Aim of the exercise - Take the line containing "What's the underlying" and every line after it to the end of the records, and copy them exactly, leaving out pictures.

Given records -

= Beginning of Section =

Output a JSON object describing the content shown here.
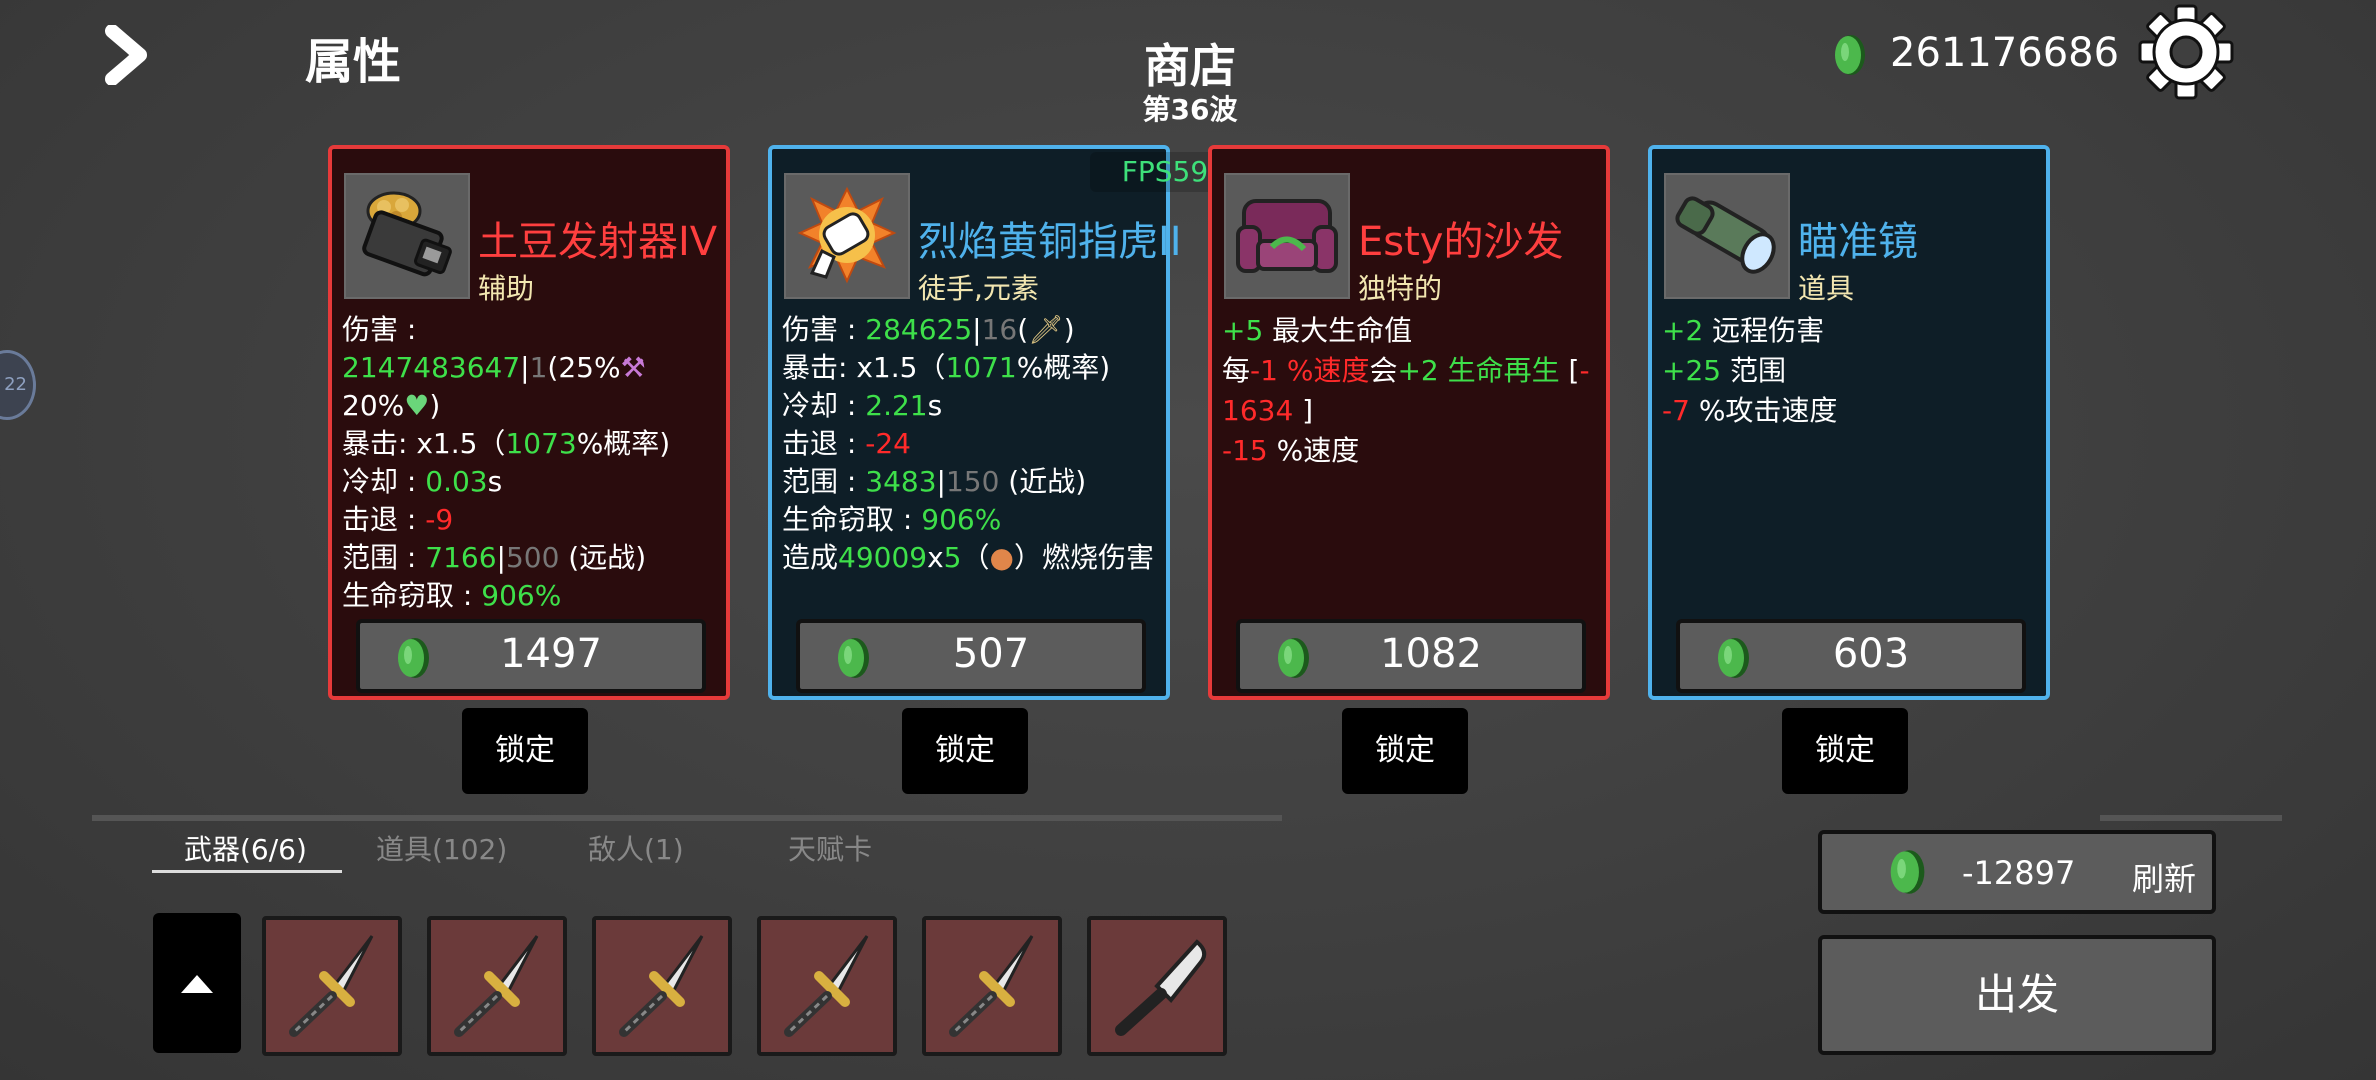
{
  "header": {
    "page_title": "属性",
    "shop_title": "商店",
    "wave": "第36波",
    "money": "261176686",
    "fps": "FPS59"
  },
  "side_bubble": "22",
  "cards": [
    {
      "name": "土豆发射器IV",
      "tag": "辅助",
      "price": "1497",
      "lock_label": "锁定"
    },
    {
      "name": "烈焰黄铜指虎II",
      "tag": "徒手,元素",
      "price": "507",
      "lock_label": "锁定"
    },
    {
      "name": "Esty的沙发",
      "tag": "独特的",
      "price": "1082",
      "lock_label": "锁定"
    },
    {
      "name": "瞄准镜",
      "tag": "道具",
      "price": "603",
      "lock_label": "锁定"
    }
  ],
  "card1_stats": {
    "damage_label": "伤害 : ",
    "damage": "2147483647",
    "damage_base": "1",
    "damage_bonus": "(25%",
    "damage_bonus2": "20%",
    "damage_close": ")",
    "crit_label": "暴击:  x1.5（",
    "crit_rate": "1073",
    "crit_end": "%概率)",
    "cooldown_label": "冷却 : ",
    "cooldown": "0.03",
    "cooldown_unit": "s",
    "knockback_label": "击退 : ",
    "knockback": "-9",
    "range_label": "范围 : ",
    "range": "7166",
    "range_base": "500",
    "range_type": " (远战)",
    "lifesteal_label": "生命窃取 : ",
    "lifesteal": "906%"
  },
  "card2_stats": {
    "damage_label": "伤害 : ",
    "damage": "284625",
    "damage_base": "16",
    "damage_open": "(",
    "damage_close": ")",
    "crit_label": "暴击:  x1.5（",
    "crit_rate": "1071",
    "crit_end": "%概率)",
    "cooldown_label": "冷却 : ",
    "cooldown": "2.21",
    "cooldown_unit": "s",
    "knockback_label": "击退 : ",
    "knockback": "-24",
    "range_label": "范围 : ",
    "range": "3483",
    "range_base": "150",
    "range_type": " (近战)",
    "lifesteal_label": "生命窃取 : ",
    "lifesteal": "906%",
    "burn_prefix": "造成",
    "burn_dmg": "49009",
    "burn_x": "x",
    "burn_times": "5",
    "burn_open": "（",
    "burn_suffix": "）燃烧伤害"
  },
  "card3_stats": {
    "l1_val": "+5",
    "l1_text": " 最大生命值",
    "l2_prefix": "每",
    "l2_speed": "-1 %速度",
    "l2_mid": "会",
    "l2_regen": "+2 生命再生",
    "l2_bracket": " [",
    "l2_val_a": "-",
    "l2_val_b": "1634",
    "l2_close": " ]",
    "l3_val": "-15",
    "l3_text": " %速度"
  },
  "card4_stats": {
    "l1_val": "+2",
    "l1_text": " 远程伤害",
    "l2_val": "+25",
    "l2_text": " 范围",
    "l3_val": "-7",
    "l3_text": " %攻击速度"
  },
  "tabs": [
    {
      "label": "武器(6/6)",
      "active": true
    },
    {
      "label": "道具(102)"
    },
    {
      "label": "敌人(1)"
    },
    {
      "label": "天赋卡"
    }
  ],
  "inventory": [
    "dagger-icon",
    "dagger-icon",
    "dagger-icon",
    "dagger-icon",
    "dagger-icon",
    "cleaver-icon"
  ],
  "refresh": {
    "cost": "-12897",
    "label": "刷新"
  },
  "go_label": "出发",
  "colors": {
    "accent_green": "#3ee04a",
    "accent_red": "#ff2a2a",
    "rare_border": "#e63a3a",
    "uncommon_border": "#4fb2ec"
  }
}
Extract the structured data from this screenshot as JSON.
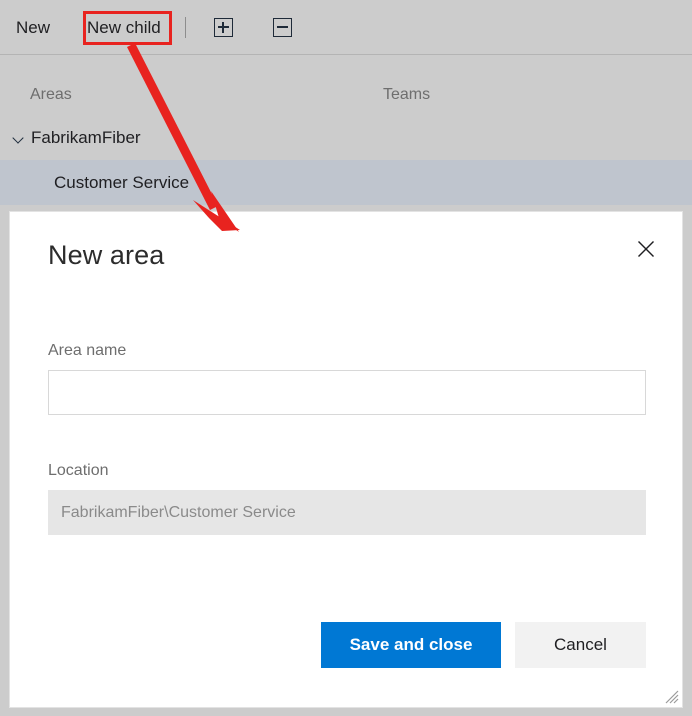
{
  "toolbar": {
    "new_label": "New",
    "new_child_label": "New child",
    "expand_all_icon": "plus-box-icon",
    "collapse_all_icon": "minus-box-icon"
  },
  "tree": {
    "columns": {
      "areas": "Areas",
      "teams": "Teams"
    },
    "rows": [
      {
        "label": "FabrikamFiber",
        "expanded": true,
        "selected": false
      },
      {
        "label": "Customer Service",
        "expanded": false,
        "selected": true
      }
    ]
  },
  "annotation": {
    "highlight_target": "New child",
    "arrow_color": "#e8231f"
  },
  "dialog": {
    "title": "New area",
    "close_icon": "close-icon",
    "fields": {
      "area_name": {
        "label": "Area name",
        "value": "",
        "placeholder": ""
      },
      "location": {
        "label": "Location",
        "value": "FabrikamFiber\\Customer Service",
        "readonly": true
      }
    },
    "buttons": {
      "save": "Save and close",
      "cancel": "Cancel"
    },
    "resize_grip_icon": "resize-grip-icon"
  },
  "colors": {
    "accent": "#0078d4",
    "annotation": "#e8231f",
    "chrome": "#cccccc",
    "selected_row": "#bfc5ce"
  }
}
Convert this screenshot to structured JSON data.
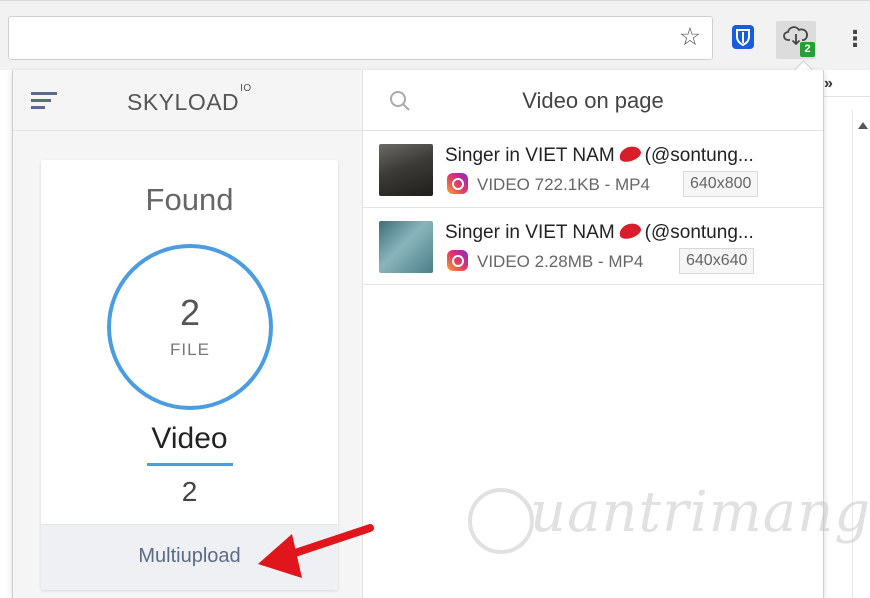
{
  "browser": {
    "star_icon": "star-icon",
    "extension_badge": "2",
    "extensions": [
      "bitwarden-shield-icon",
      "cloud-download-icon"
    ],
    "overflow": "»"
  },
  "popup": {
    "brand": "SKYLOAD",
    "brand_sup": "IO",
    "found_label": "Found",
    "file_count": "2",
    "file_label": "FILE",
    "type_label": "Video",
    "type_count": "2",
    "multiupload_label": "Multiupload",
    "right_title": "Video on page",
    "videos": [
      {
        "title_start": "Singer in VIET NAM",
        "title_end": "(@sontung...",
        "meta": "VIDEO 722.1KB - MP4",
        "resolution": "640x800"
      },
      {
        "title_start": "Singer in VIET NAM",
        "title_end": "(@sontung...",
        "meta": "VIDEO 2.28MB - MP4",
        "resolution": "640x640"
      }
    ]
  },
  "watermark": {
    "text": "uantrimang"
  },
  "colors": {
    "accent_blue": "#4c9de0",
    "badge_green": "#2a9d3a",
    "arrow_red": "#e0161c",
    "multi_text": "#5c6b8a"
  }
}
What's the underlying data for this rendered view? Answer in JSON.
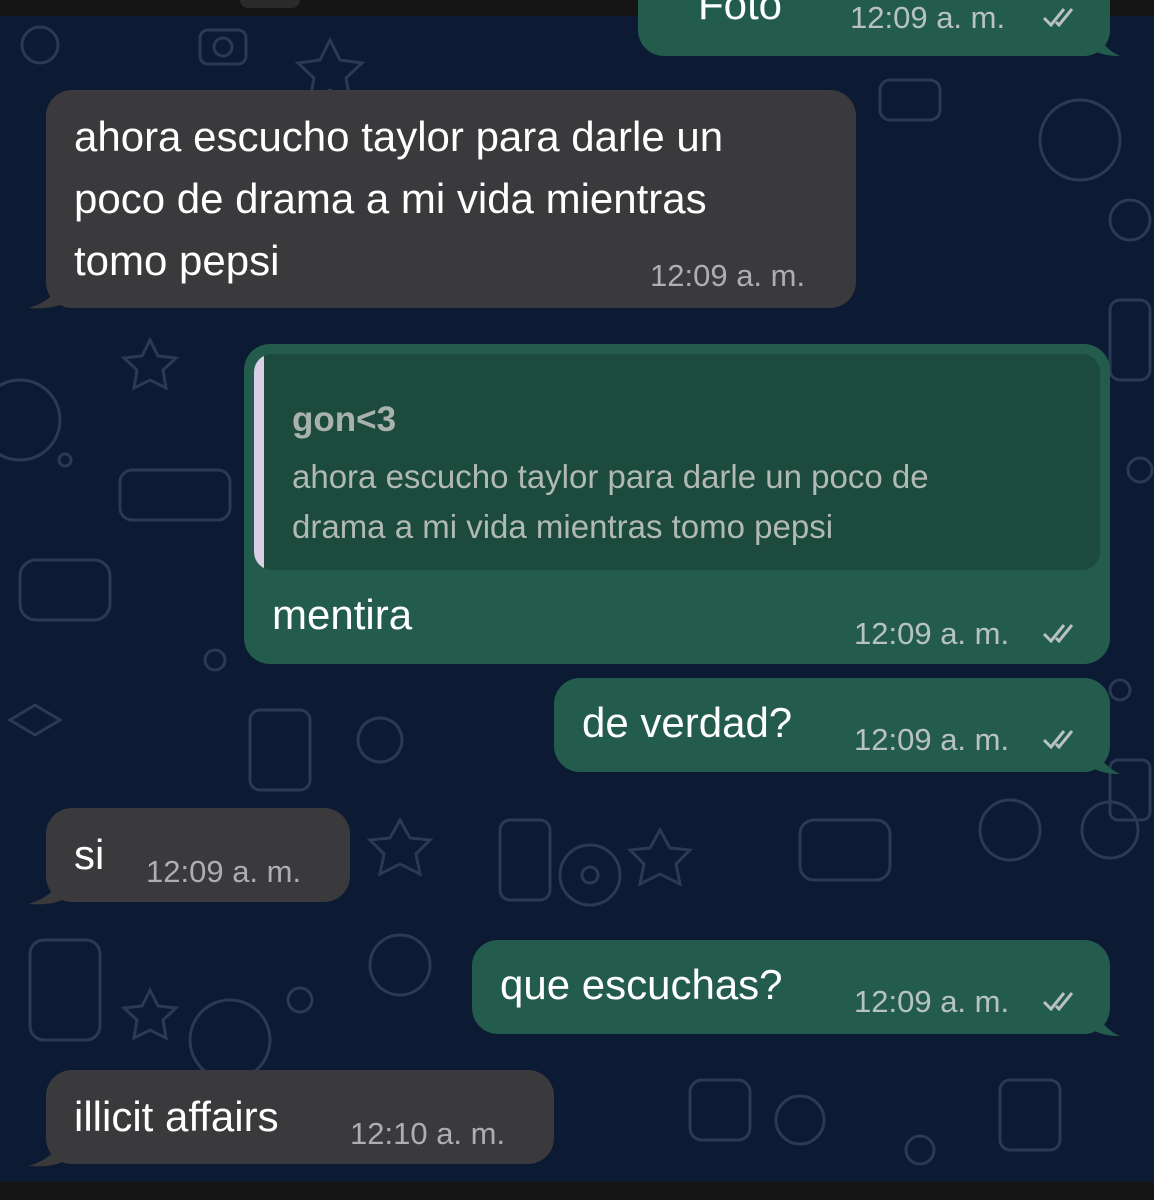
{
  "colors": {
    "background": "#0c1a33",
    "incoming_bubble": "#3a3a3c",
    "outgoing_bubble": "#235c4c",
    "quote_box": "#1c4a3c",
    "quote_bar": "#d9cfe6",
    "read_ticks": "#b8c2be"
  },
  "icons": {
    "read_ticks": "double-check-icon"
  },
  "messages": [
    {
      "direction": "outgoing",
      "text": "Foto",
      "time": "12:09 a. m.",
      "read": true
    },
    {
      "direction": "incoming",
      "lines": [
        "ahora escucho taylor para darle un",
        "poco de drama a mi vida mientras",
        "tomo pepsi"
      ],
      "time": "12:09 a. m."
    },
    {
      "direction": "outgoing",
      "quote": {
        "author": "gon<3",
        "lines": [
          "ahora escucho taylor para darle un poco de",
          "drama a mi vida mientras tomo pepsi"
        ]
      },
      "text": "mentira",
      "time": "12:09 a. m.",
      "read": true
    },
    {
      "direction": "outgoing",
      "text": "de verdad?",
      "time": "12:09 a. m.",
      "read": true
    },
    {
      "direction": "incoming",
      "text": "si",
      "time": "12:09 a. m."
    },
    {
      "direction": "outgoing",
      "text": "que escuchas?",
      "time": "12:09 a. m.",
      "read": true
    },
    {
      "direction": "incoming",
      "text": "illicit affairs",
      "time": "12:10 a. m."
    }
  ]
}
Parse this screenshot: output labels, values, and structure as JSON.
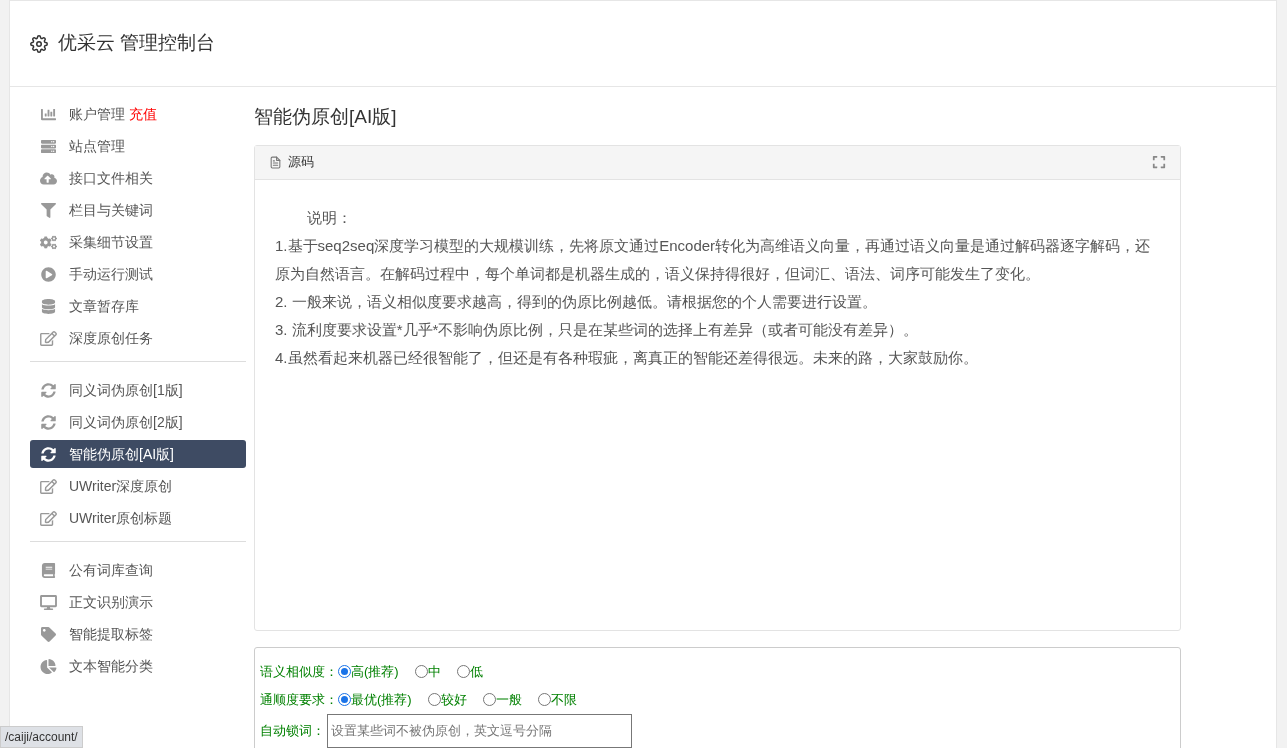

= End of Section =

Written response -
What's the underlying data for this rendered view? Answer in JSON.
{
  "colors": {
    "background": "#0c1a33",
    "incoming_bubble": "#3a3a3c",
    "outgoing_bubble": "#235c4c",
    "quote_box": "#1c4a3c",
    "quote_bar": "#d9cfe6",
    "read_ticks": "#b8c2be"
  },
  "icons": {
    "read_ticks": "double-check-icon"
  },
  "messages": [
    {
      "direction": "outgoing",
      "text": "Foto",
      "time": "12:09 a. m.",
      "read": true
    },
    {
      "direction": "incoming",
      "lines": [
        "ahora escucho taylor para darle un",
        "poco de drama a mi vida mientras",
        "tomo pepsi"
      ],
      "time": "12:09 a. m."
    },
    {
      "direction": "outgoing",
      "quote": {
        "author": "gon<3",
        "lines": [
          "ahora escucho taylor para darle un poco de",
          "drama a mi vida mientras tomo pepsi"
        ]
      },
      "text": "mentira",
      "time": "12:09 a. m.",
      "read": true
    },
    {
      "direction": "outgoing",
      "text": "de verdad?",
      "time": "12:09 a. m.",
      "read": true
    },
    {
      "direction": "incoming",
      "text": "si",
      "time": "12:09 a. m."
    },
    {
      "direction": "outgoing",
      "text": "que escuchas?",
      "time": "12:09 a. m.",
      "read": true
    },
    {
      "direction": "incoming",
      "text": "illicit affairs",
      "time": "12:10 a. m."
    }
  ]
}
Parse this screenshot: output labels, values, and structure as JSON.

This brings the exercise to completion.